Postprint version. Published in Comparative Biochemistry and Physiology - Part A: Molecular & Integrative Physiology, Volume 141, Issue 3, July 1, 2005, pages 327-335.
NOTE: At the time of publication, the author Sean C. Lema was not yet affiliated with Cal Poly.
The definitive version is available at https://doi.org/10.1016/j.cbpb.2005.06.003.

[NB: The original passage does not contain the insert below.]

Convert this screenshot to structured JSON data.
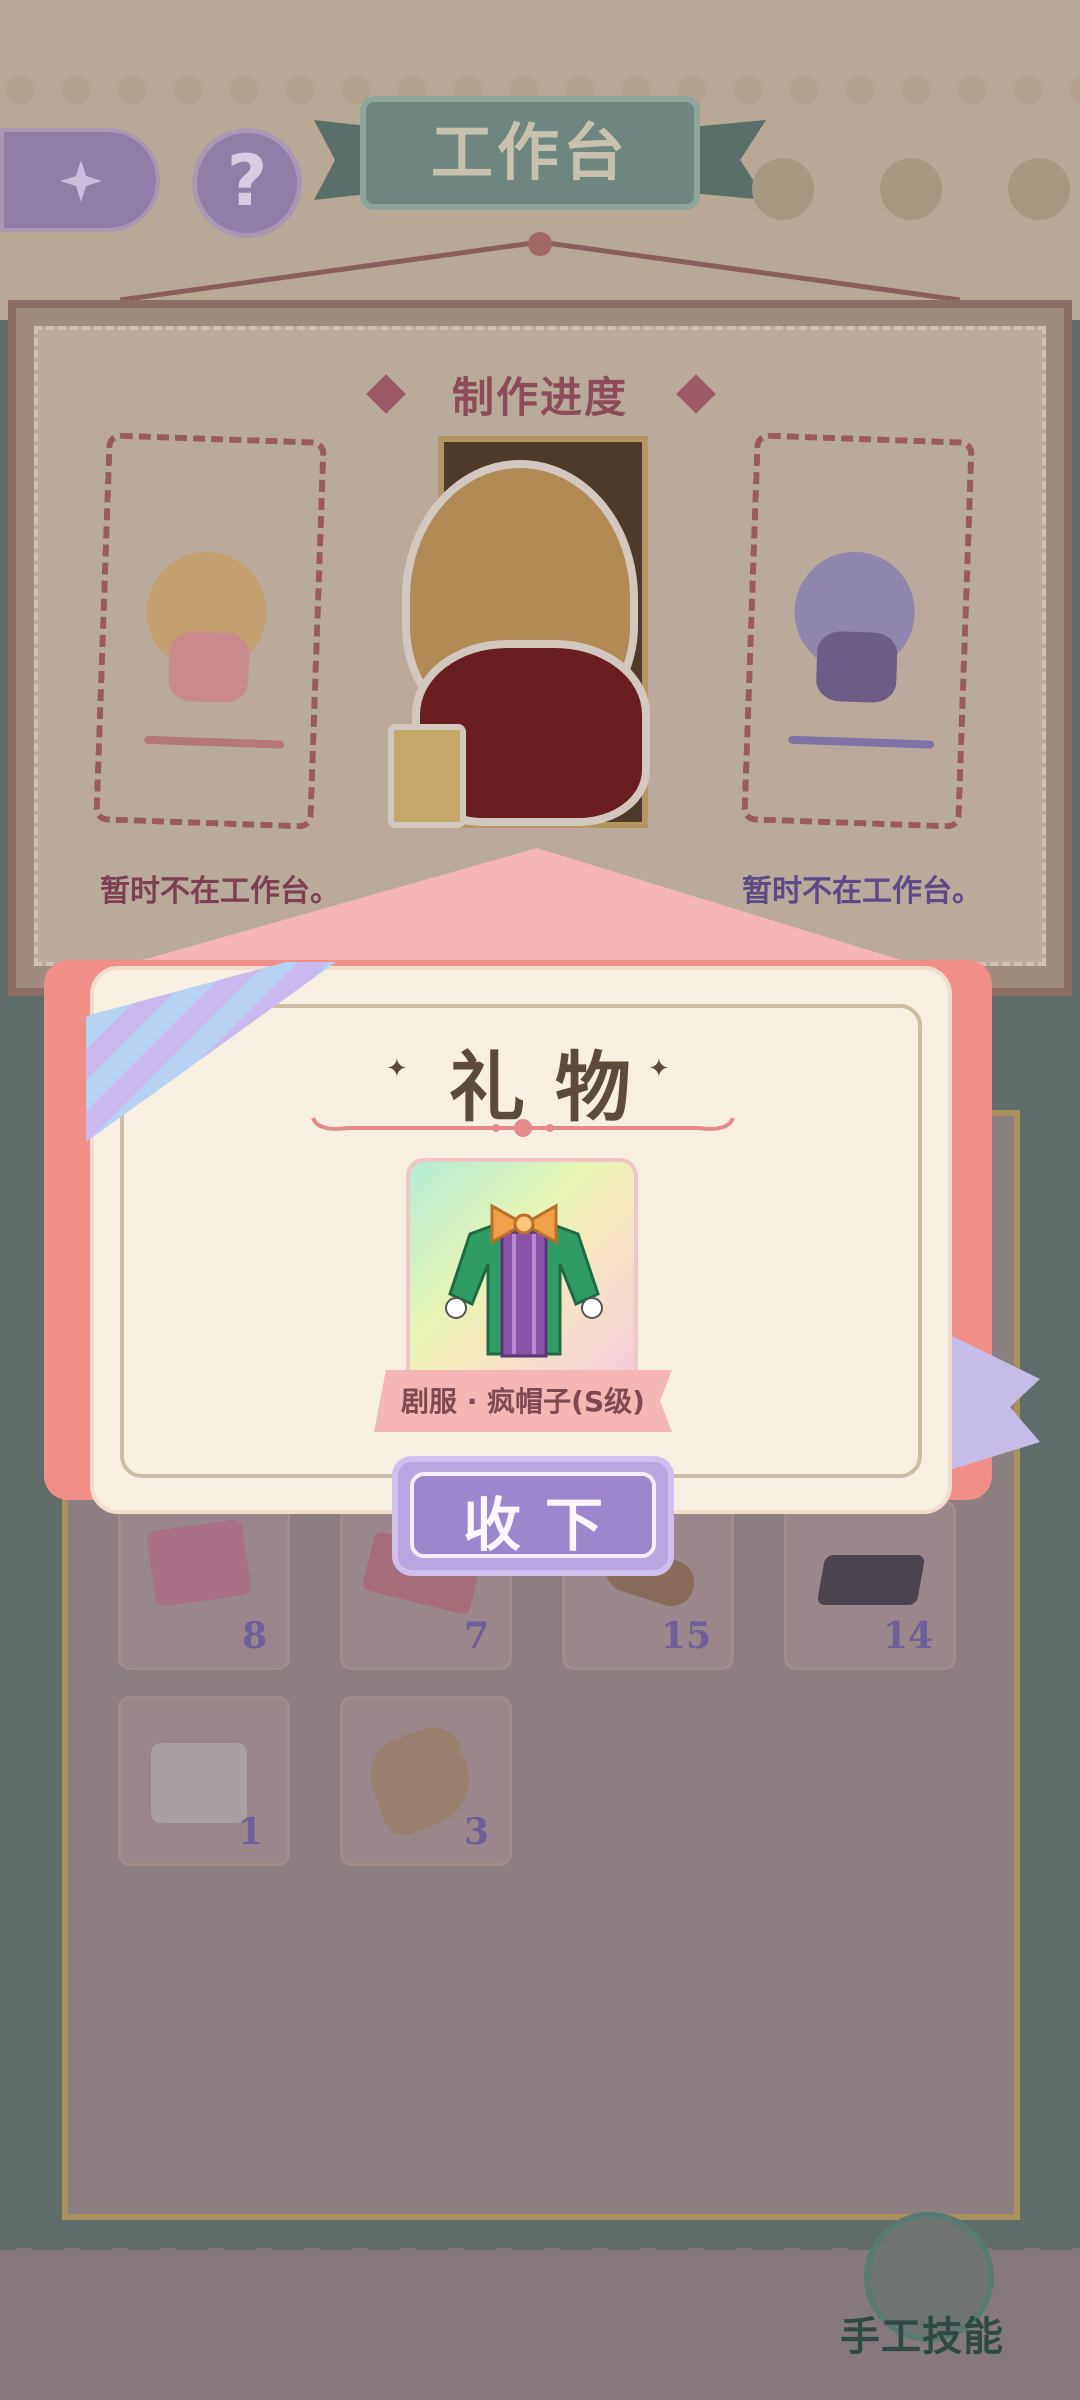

Cell proliferation occurs in the brain of fish throughout life. This mitotic activity contributes new neurons to some brain subdivisions, suggesting potential for plasticity in neural development. Recently we found that the telencephalon in salmonids (salmon, trout) is significantly reduced in fish reared in hatcheries compared to wild fish, and that these differences resulted in part from rearing conditions. Here, we describe localized areas of cell proliferation in the telencephalon of juvenile coho salmon (Oncorhynchus kisutch) and begin to explore whether mitotic activity in these areas is sensitive to environmental conditions. Using the 5-bromo-2'-deoxyuridine (BrdU) cell birthdating technique, we localized proliferating cells in the telencephalon to three distinct zones (proliferation zones 1a, 1b, and 2). We measured the volumes of these zones and showed that they grew at different rates relative to body size. We also found that variation in environmental rearing conditions altered the density of BrdU-labeled cells in proliferation zone 2, but not in zones 1a or 1b. However, this change in mitotic activity did not generate a difference in telencephalon size. These results suggest that environmental conditions, and associated changes in swimming activity or social structure, may influence rates of cell proliferation in the fish forebrain.